Information in this fact sheet is meant to assist you in making decisions about your treatment. Always make medication decisions in consultation with your healthcare team.
What are biological therapies used for?
Biological therapies (sometimes called immunotherapy, biotherapy or biological response modifier therapy) use the body's immune system to fight cancer or to lessen the side effects that may be caused by some cancer treatments.
Biological therapies can have different names according to how they work. Some of the main types of biological therapies used to treat cancer are monoclonal antibodies, cancer growth inhibitors and angiogenesis inhibitors. Research is being undertaken to try to discover whether other types of biological therapy such as vaccines and gene therapy can be used to treat cancer. This type of research is in the very early stages.
Biological therapies include interferons, interleukins, colony-stimulating factors, monoclonal antibodies (MAB), vaccines, gene therapy, and nonspecific immunomodulating agents.
How do biological therapies work?
Biological response modifiers (BRMs) occur naturally in the body and can be produced in the laboratory. BRMs alter the interaction between the body's immune defences and cancer cells to boost, direct, or restore the body's ability to fight the disease.
There are several ways biological therapies work to destroy cancer cells. They can:
- attack the cancer cells by stimulating the body’s defences (immune system)
- attach to particular types of cells (including cancer cells) in the body so that they die
- interrupt the cancer cell’s chemical communication system and affect the cancer’s ability to grow
- stop a tumour from making its own blood supply so it can’t get the oxygen and nutrients it needs.

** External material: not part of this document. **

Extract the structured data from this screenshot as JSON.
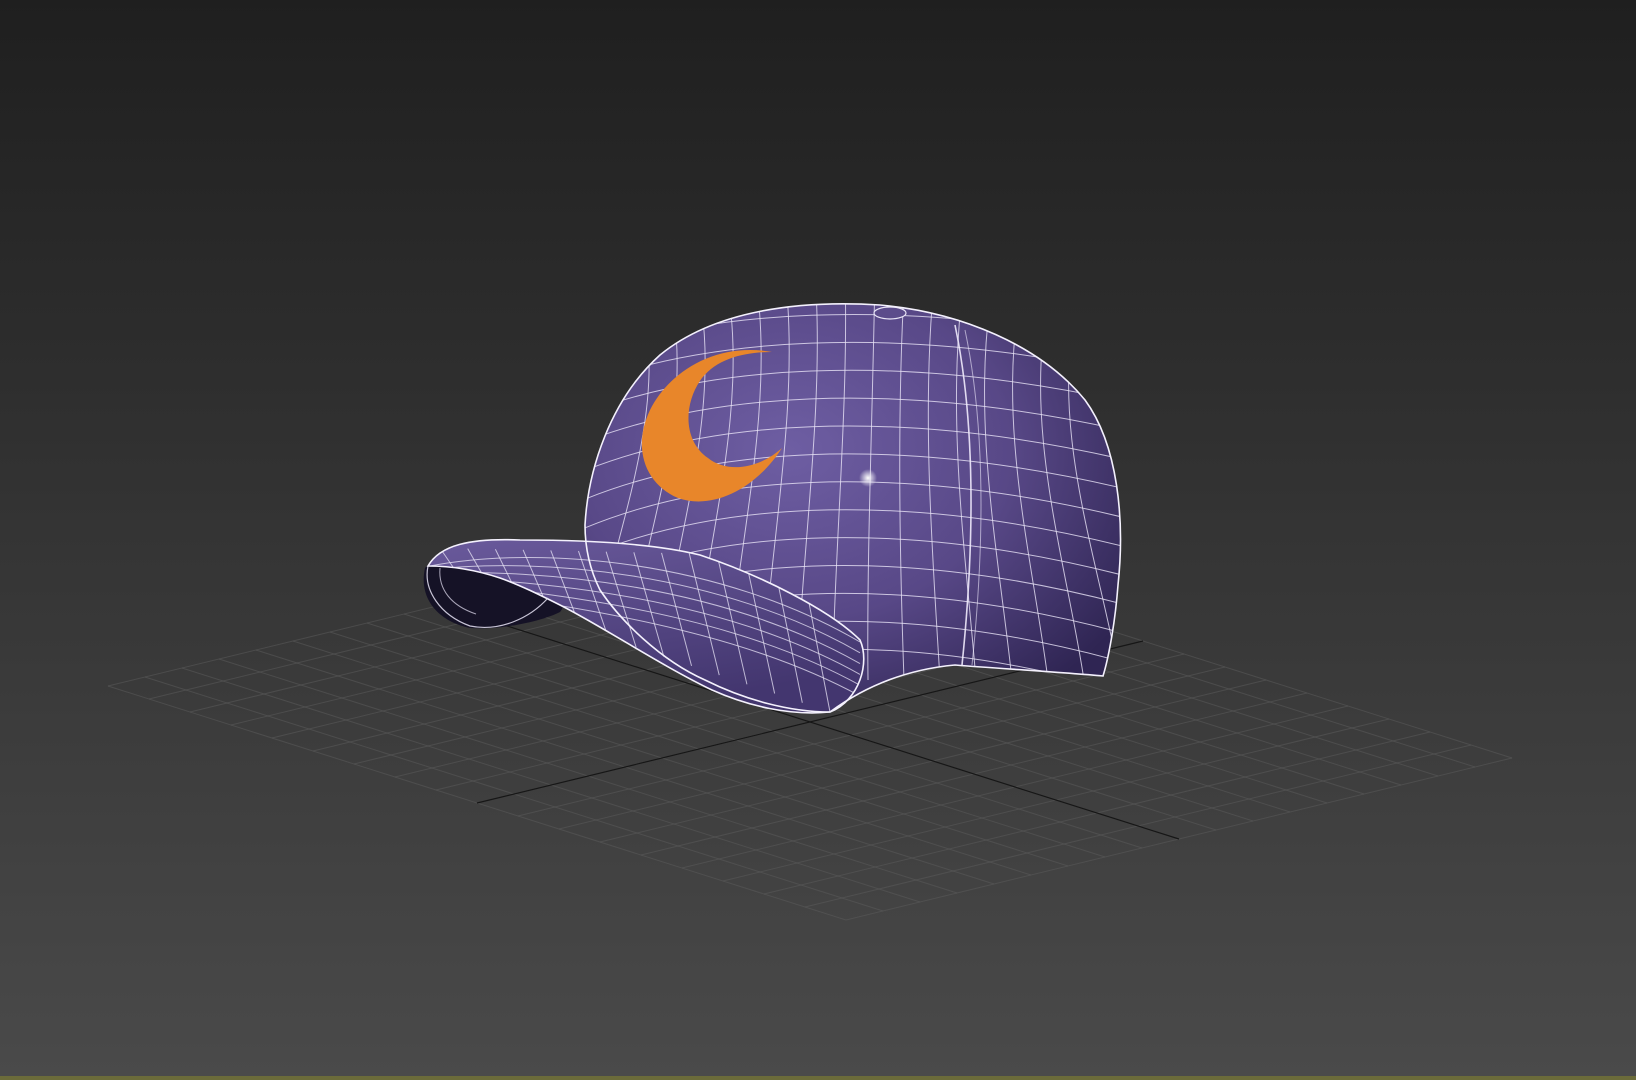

Some biological therapies will do just one of these things while others may use two or more of these methods to attack the cancer.

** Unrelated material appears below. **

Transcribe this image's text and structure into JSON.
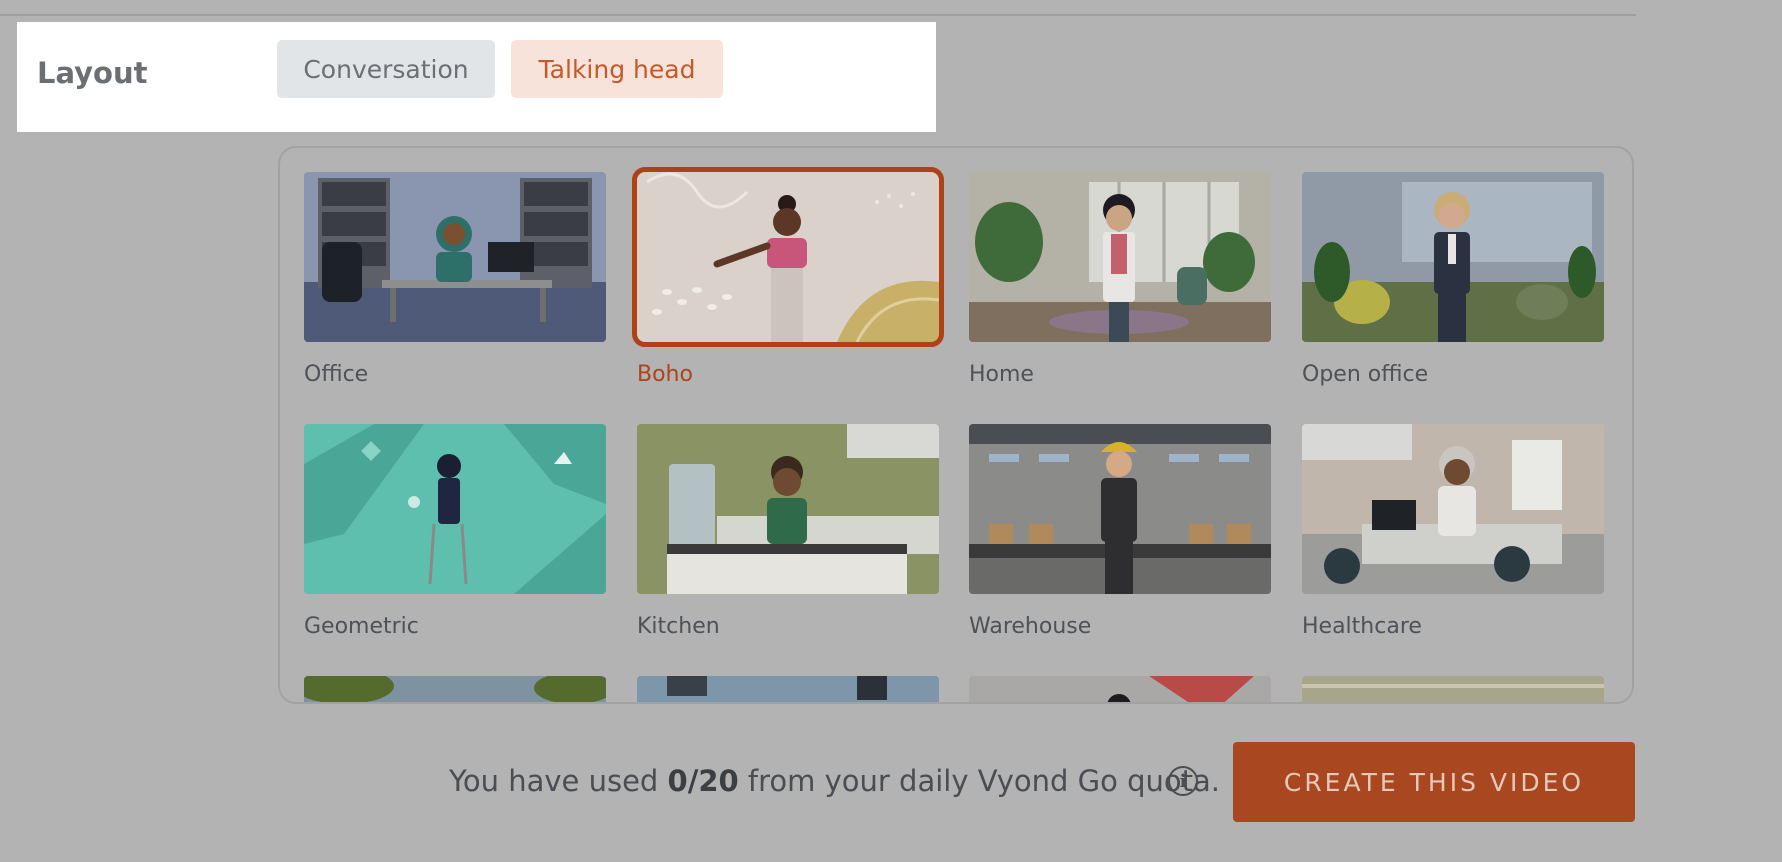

What are the common side effects?
Biological therapies can cause a number of side effects, which can vary widely from agent to agent and patient to patient.
Rashes or swelling may develop at the site where the BRMs are injected. Several BRMs, including interferons and interleukins, may cause flu-like symptoms including fever, chills, nausea, vomiting, and appetite loss. Fatigue is another common side effect of some BRMs. Blood pressure may also be affected. The side effects of Interleukin – 2 (IL–2) can often be severe, depending on the dosage given. Patients need to be closely monitored during treatment with high doses of IL–2.

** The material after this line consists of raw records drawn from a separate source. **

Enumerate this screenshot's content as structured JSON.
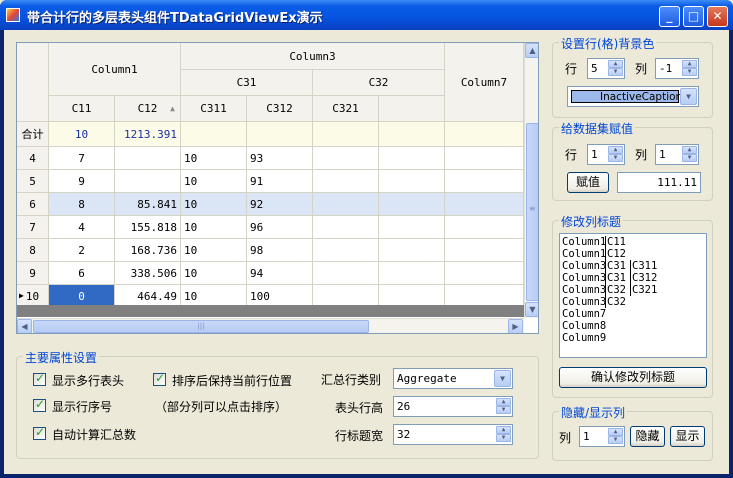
{
  "window": {
    "title": "带合计行的多层表头组件TDataGridViewEx演示",
    "minimize": "_",
    "maximize": "□",
    "close": "✕"
  },
  "grid": {
    "header": {
      "column1": "Column1",
      "column3": "Column3",
      "c31": "C31",
      "c32": "C32",
      "column7": "Column7",
      "c11": "C11",
      "c12": "C12",
      "c311": "C311",
      "c312": "C312",
      "c321": "C321",
      "sort_glyph": "▲"
    },
    "summary": {
      "label": "合计",
      "c11": "10",
      "c12": "1213.391"
    },
    "rows": [
      {
        "rowno": "4",
        "c11": "7",
        "c12": "",
        "c311": "10",
        "c312": "93"
      },
      {
        "rowno": "5",
        "c11": "9",
        "c12": "",
        "c311": "10",
        "c312": "91"
      },
      {
        "rowno": "6",
        "c11": "8",
        "c12": "85.841",
        "c311": "10",
        "c312": "92"
      },
      {
        "rowno": "7",
        "c11": "4",
        "c12": "155.818",
        "c311": "10",
        "c312": "96"
      },
      {
        "rowno": "8",
        "c11": "2",
        "c12": "168.736",
        "c311": "10",
        "c312": "98"
      },
      {
        "rowno": "9",
        "c11": "6",
        "c12": "338.506",
        "c311": "10",
        "c312": "94"
      },
      {
        "rowno": "10",
        "c11": "0",
        "c12": "464.49",
        "c311": "10",
        "c312": "100"
      }
    ],
    "current_row_marker": "▶",
    "hscroll_grip": "|||",
    "vscroll_grip": "≡",
    "arrow_up": "▲",
    "arrow_down": "▼",
    "arrow_left": "◀",
    "arrow_right": "▶"
  },
  "bgcolor_group": {
    "title": "设置行(格)背景色",
    "row_label": "行",
    "row_value": "5",
    "col_label": "列",
    "col_value": "-1",
    "color_value": "InactiveCaption",
    "color_swatch": "#9db9eb"
  },
  "assign_group": {
    "title": "给数据集赋值",
    "row_label": "行",
    "row_value": "1",
    "col_label": "列",
    "col_value": "1",
    "assign_button": "赋值",
    "value": "111.11"
  },
  "caption_group": {
    "title": "修改列标题",
    "lines": [
      [
        "Column1",
        "C11",
        ""
      ],
      [
        "Column1",
        "C12",
        ""
      ],
      [
        "Column3",
        "C31",
        "C311"
      ],
      [
        "Column3",
        "C31",
        "C312"
      ],
      [
        "Column3",
        "C32",
        "C321"
      ],
      [
        "Column3",
        "C32",
        ""
      ],
      [
        "Column7",
        "",
        ""
      ],
      [
        "Column8",
        "",
        ""
      ],
      [
        "Column9",
        "",
        ""
      ]
    ],
    "confirm_button": "确认修改列标题"
  },
  "hide_group": {
    "title": "隐藏/显示列",
    "col_label": "列",
    "col_value": "1",
    "hide_button": "隐藏",
    "show_button": "显示"
  },
  "props_group": {
    "title": "主要属性设置",
    "chk_multi_header": "显示多行表头",
    "chk_row_number": "显示行序号",
    "chk_auto_sum": "自动计算汇总数",
    "chk_keep_row": "排序后保持当前行位置",
    "note": "（部分列可以点击排序）",
    "sum_type_label": "汇总行类别",
    "sum_type_value": "Aggregate",
    "header_height_label": "表头行高",
    "header_height_value": "26",
    "row_header_width_label": "行标题宽",
    "row_header_width_value": "32"
  }
}
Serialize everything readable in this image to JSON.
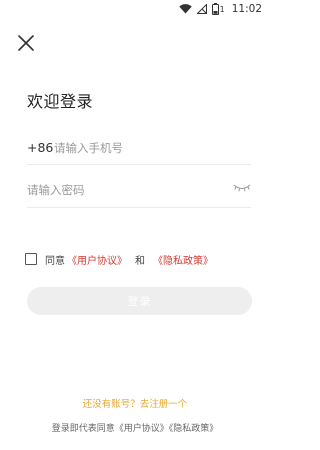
{
  "status_bar": {
    "time": "11:02",
    "battery_level": "1",
    "wifi_icon": "wifi-icon",
    "signal_icon": "no-signal-icon",
    "battery_icon": "battery-icon"
  },
  "header": {
    "close_icon": "close-icon",
    "title": "欢迎登录"
  },
  "form": {
    "country_code": "+86",
    "phone_placeholder": "请输入手机号",
    "phone_value": "",
    "password_placeholder": "请输入密码",
    "password_value": "",
    "eye_icon": "eye-closed-icon"
  },
  "agreement": {
    "checked": false,
    "prefix": "同意",
    "user_agreement": "《用户协议》",
    "and": "和",
    "privacy_policy": "《隐私政策》"
  },
  "login_button": {
    "label": "登录",
    "disabled_color": "#eeeeee"
  },
  "register": {
    "label": "还没有账号？去注册一个",
    "color": "#e6a82f"
  },
  "footer": {
    "prefix": "登录即代表同意",
    "user_agreement": "《用户协议》",
    "privacy_policy": "《隐私政策》"
  },
  "colors": {
    "link_red": "#d23b35",
    "divider": "#ececec"
  }
}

Side effects of Colony Stimulating Factors (CSFs) may include bone pain, fatigue, fever, and appetite loss. The side effects of MABs vary and serious allergic reactions may occur. Cancer vaccines can cause muscle aches and fever.
Prostate Cancer Foundation of Australia develops materials based on best available evidence and takes advice from recognised experts in the field in developing such resource; however it cannot guarantee and assumes no legal responsibility for the currency or completeness of the information.